— Directions —
Output the records below in full, word for word; pictures do not belong in it.

— Information given —
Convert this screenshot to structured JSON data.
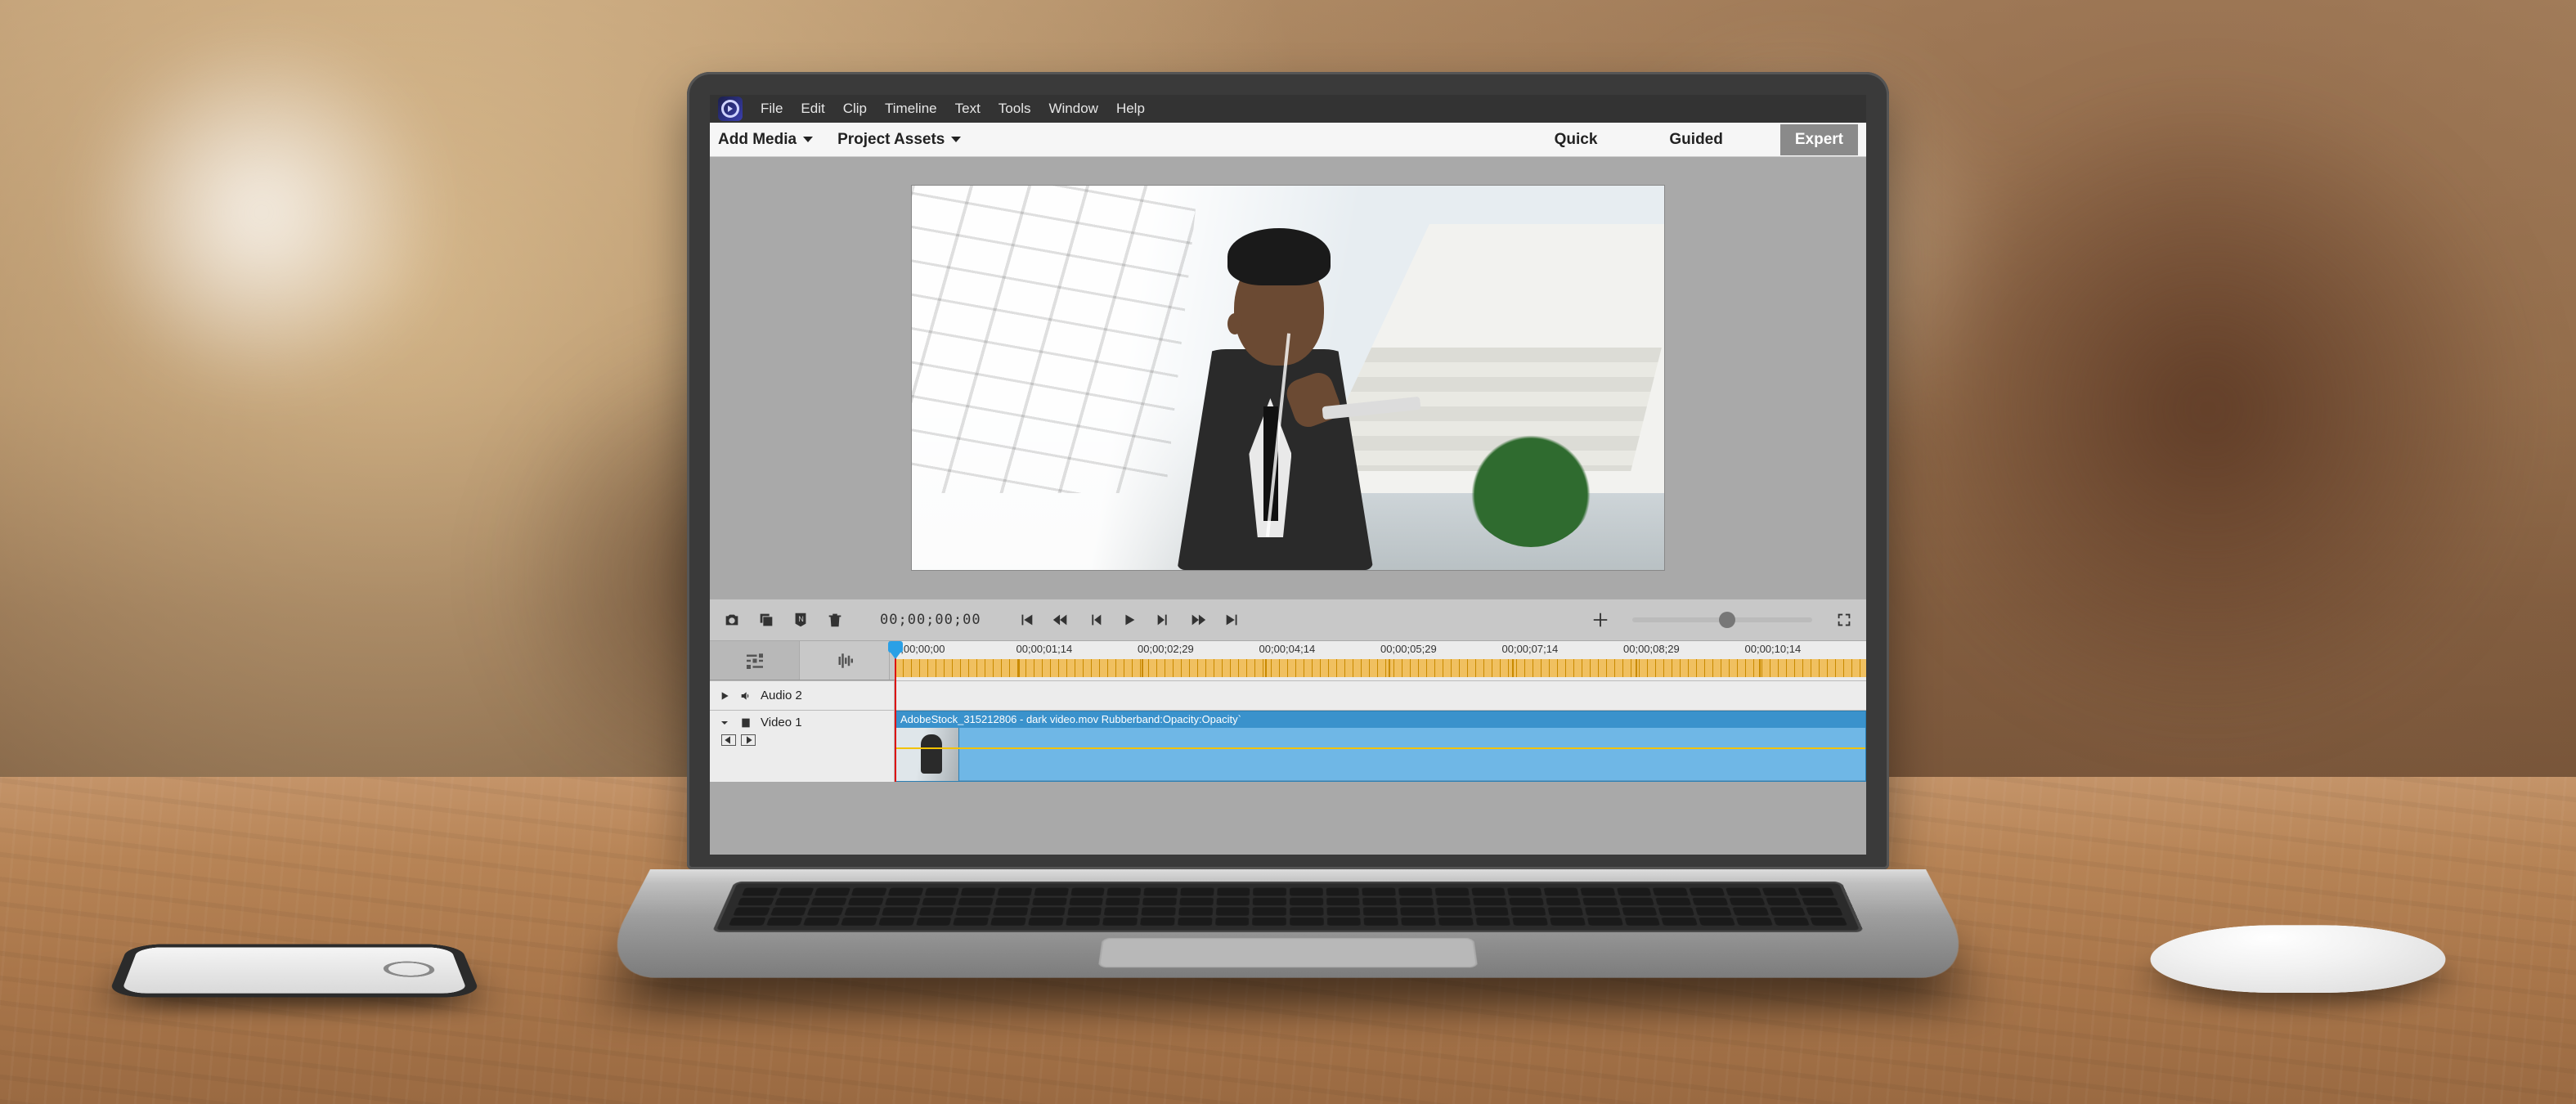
{
  "menubar": {
    "items": [
      "File",
      "Edit",
      "Clip",
      "Timeline",
      "Text",
      "Tools",
      "Window",
      "Help"
    ]
  },
  "toolbar": {
    "add_media": "Add Media",
    "project_assets": "Project Assets",
    "modes": {
      "quick": "Quick",
      "guided": "Guided",
      "expert": "Expert"
    },
    "active_mode": "expert"
  },
  "transport": {
    "timecode": "00;00;00;00"
  },
  "ruler": {
    "labels": [
      "0;00;00;00",
      "00;00;01;14",
      "00;00;02;29",
      "00;00;04;14",
      "00;00;05;29",
      "00;00;07;14",
      "00;00;08;29",
      "00;00;10;14"
    ]
  },
  "tracks": {
    "audio2": {
      "label": "Audio 2"
    },
    "video1": {
      "label": "Video 1",
      "clip_label": "AdobeStock_315212806 - dark video.mov Rubberband:Opacity:Opacity`"
    }
  },
  "icons": {
    "camera": "camera-icon",
    "dup": "duplicate-icon",
    "marker": "marker-icon",
    "trash": "trash-icon",
    "goto_start": "goto-start-icon",
    "rewind": "rewind-icon",
    "step_back": "step-back-icon",
    "play": "play-icon",
    "step_fwd": "step-forward-icon",
    "ffwd": "fast-forward-icon",
    "goto_end": "goto-end-icon",
    "fit": "fit-icon",
    "full": "fullscreen-icon",
    "tab_sliders": "sliders-icon",
    "tab_audio": "audio-waveform-icon"
  }
}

— Solution to the exercise —
Convert this screenshot to structured JSON data.
{
  "menubar": {
    "items": [
      "File",
      "Edit",
      "Clip",
      "Timeline",
      "Text",
      "Tools",
      "Window",
      "Help"
    ]
  },
  "toolbar": {
    "add_media": "Add Media",
    "project_assets": "Project Assets",
    "modes": {
      "quick": "Quick",
      "guided": "Guided",
      "expert": "Expert"
    },
    "active_mode": "expert"
  },
  "transport": {
    "timecode": "00;00;00;00"
  },
  "ruler": {
    "labels": [
      "0;00;00;00",
      "00;00;01;14",
      "00;00;02;29",
      "00;00;04;14",
      "00;00;05;29",
      "00;00;07;14",
      "00;00;08;29",
      "00;00;10;14"
    ]
  },
  "tracks": {
    "audio2": {
      "label": "Audio 2"
    },
    "video1": {
      "label": "Video 1",
      "clip_label": "AdobeStock_315212806 - dark video.mov Rubberband:Opacity:Opacity`"
    }
  },
  "icons": {
    "camera": "camera-icon",
    "dup": "duplicate-icon",
    "marker": "marker-icon",
    "trash": "trash-icon",
    "goto_start": "goto-start-icon",
    "rewind": "rewind-icon",
    "step_back": "step-back-icon",
    "play": "play-icon",
    "step_fwd": "step-forward-icon",
    "ffwd": "fast-forward-icon",
    "goto_end": "goto-end-icon",
    "fit": "fit-icon",
    "full": "fullscreen-icon",
    "tab_sliders": "sliders-icon",
    "tab_audio": "audio-waveform-icon"
  }
}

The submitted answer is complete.